One could never practice enough for a performance. I started doubting myself about my preparation especially when I did not have much time to practice on top of teaching and organizing and administering the whole concert project, from the poster/brochure design to video production, from struggling to put the various performers together for one single rehearsal and finding a place to rehearse at the same time, to promoting the concert and getting sponsorship at the very last minute… At times I thought I must be crazy (or would go crazy) trying to do all these on my own. Fortunately, I had some help this time, with a wonderful assistant who helped managing the concert, a helpful stage manager who raised questions I would have never thought about before, and great musicians who actively participated in providing constructive ideas on the program.


It was a beautiful concert. Not only I had some of my students performed together, I also had an intense collaboration among passionate musicians and dancers. All in all, it had been quite a fruitful experience.


Now it comes to the time to express my utmost gratitude towards every single person that had contributed to this concert, without any one of them it would never have been the same.

Thank you Klaire. You are the best. I am grateful that I have you as my assistant.

Thank you Rachel for managing the stage. I never knew there could be some many issues we had to deal with on a theatre stage.

Thank you Heisen for the animated logo and the opening video. They were beautiful.

Thank you Stephanie for the lovely violin playing and the adorable act at the end. Thank you Martin for having Stephanie with us again.

Thank you Hugo and Avis for the passion and the wonderful tango dance.

Thank you Cheukee and Bobo for the awesome singing.

Thank you Fred, Kitty, Echo and Harry for the enjoyable acappella choral performance.

Thank you Elaine and Joe for playing with me. Elaine, I love your flute playing.

Thank you my students Carol, Clive, Bethany and Anisia for the participation and performance. I am very proud of you all.

Thank you my students Annie, KC and Jeanette for suggestions and program notes.

Thank you Mrs Mong, Mr. Jebsen and Martin for the sponsorship.

Thank you Caleb. You are the man.


I appreciate any feedback regarding this concert so that we can do better next time.

With sincerity, gratitude and humility,





We are always comfortable with certain things or situations, because we are so used to them, but, they do not serve us well at all, only we are too lazy or comfortable to change. Nonetheless, we know, deep inside us, we always want to try something new, something that excites us. We are ready to change yet we are afraid of change.

Change. Do it. Now.

Students, you have to contribute to this too. You have the responsibility too, as I have told you in your last lessons, to have faith, be diligent and courageous to work on your art and share beautiful music with others, so that they can enjoy and appreciate music in a way they would never have otherwise.

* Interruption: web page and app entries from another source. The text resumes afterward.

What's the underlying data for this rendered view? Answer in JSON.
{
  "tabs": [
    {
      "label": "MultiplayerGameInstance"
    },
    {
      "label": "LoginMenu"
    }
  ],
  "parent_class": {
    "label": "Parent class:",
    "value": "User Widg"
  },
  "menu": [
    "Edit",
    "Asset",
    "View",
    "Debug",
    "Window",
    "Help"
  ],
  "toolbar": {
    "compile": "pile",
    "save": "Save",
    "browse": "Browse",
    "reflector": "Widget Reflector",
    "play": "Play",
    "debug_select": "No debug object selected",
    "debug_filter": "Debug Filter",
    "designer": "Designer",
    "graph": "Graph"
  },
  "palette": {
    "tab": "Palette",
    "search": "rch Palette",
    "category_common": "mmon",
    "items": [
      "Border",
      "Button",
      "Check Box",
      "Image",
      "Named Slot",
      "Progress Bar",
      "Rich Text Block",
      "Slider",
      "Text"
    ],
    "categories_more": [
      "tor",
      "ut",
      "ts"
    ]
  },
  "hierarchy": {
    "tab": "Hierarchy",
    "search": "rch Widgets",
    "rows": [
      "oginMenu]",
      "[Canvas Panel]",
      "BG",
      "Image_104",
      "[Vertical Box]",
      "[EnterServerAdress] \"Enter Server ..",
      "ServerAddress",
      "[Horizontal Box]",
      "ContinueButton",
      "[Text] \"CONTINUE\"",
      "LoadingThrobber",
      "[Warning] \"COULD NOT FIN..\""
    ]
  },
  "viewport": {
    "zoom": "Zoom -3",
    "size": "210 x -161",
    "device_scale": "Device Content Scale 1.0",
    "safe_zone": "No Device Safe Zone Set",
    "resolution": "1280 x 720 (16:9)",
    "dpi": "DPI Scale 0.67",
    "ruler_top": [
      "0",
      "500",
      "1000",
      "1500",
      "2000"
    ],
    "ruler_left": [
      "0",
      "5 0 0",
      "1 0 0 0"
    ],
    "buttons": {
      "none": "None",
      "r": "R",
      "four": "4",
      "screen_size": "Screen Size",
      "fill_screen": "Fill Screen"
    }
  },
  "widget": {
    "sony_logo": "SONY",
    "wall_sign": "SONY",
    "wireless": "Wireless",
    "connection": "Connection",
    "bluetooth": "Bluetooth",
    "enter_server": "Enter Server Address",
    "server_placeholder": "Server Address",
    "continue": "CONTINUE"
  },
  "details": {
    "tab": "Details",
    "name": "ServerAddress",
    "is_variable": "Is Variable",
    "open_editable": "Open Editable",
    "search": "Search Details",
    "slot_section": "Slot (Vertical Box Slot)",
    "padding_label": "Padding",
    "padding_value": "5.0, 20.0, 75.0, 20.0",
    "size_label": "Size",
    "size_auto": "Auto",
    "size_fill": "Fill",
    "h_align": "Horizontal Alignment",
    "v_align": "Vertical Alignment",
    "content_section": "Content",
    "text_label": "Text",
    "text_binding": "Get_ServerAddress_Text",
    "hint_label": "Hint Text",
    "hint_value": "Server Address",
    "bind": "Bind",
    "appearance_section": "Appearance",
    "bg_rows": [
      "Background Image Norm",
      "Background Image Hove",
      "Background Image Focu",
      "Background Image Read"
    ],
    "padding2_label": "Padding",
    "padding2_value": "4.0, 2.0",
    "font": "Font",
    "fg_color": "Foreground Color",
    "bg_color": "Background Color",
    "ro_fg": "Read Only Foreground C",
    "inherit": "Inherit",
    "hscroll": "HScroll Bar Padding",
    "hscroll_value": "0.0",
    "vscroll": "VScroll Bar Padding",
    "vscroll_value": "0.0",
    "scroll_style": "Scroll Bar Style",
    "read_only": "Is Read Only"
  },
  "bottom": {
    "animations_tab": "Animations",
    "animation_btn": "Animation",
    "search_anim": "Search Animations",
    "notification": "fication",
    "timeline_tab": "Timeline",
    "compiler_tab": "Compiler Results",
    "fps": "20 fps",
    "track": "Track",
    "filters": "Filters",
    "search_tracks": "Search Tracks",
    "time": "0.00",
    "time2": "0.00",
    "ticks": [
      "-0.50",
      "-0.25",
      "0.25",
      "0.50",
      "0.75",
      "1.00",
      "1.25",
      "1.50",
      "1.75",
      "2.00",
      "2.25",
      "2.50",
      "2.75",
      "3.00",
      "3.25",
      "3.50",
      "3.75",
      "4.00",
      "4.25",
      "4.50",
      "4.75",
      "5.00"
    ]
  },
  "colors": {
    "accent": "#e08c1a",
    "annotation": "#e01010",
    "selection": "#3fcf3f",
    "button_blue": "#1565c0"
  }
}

You do have the responsibility and you know it.

Be fearless. And have confidence in yourselves, as I always have in you.

For more photos, please go to the album on google.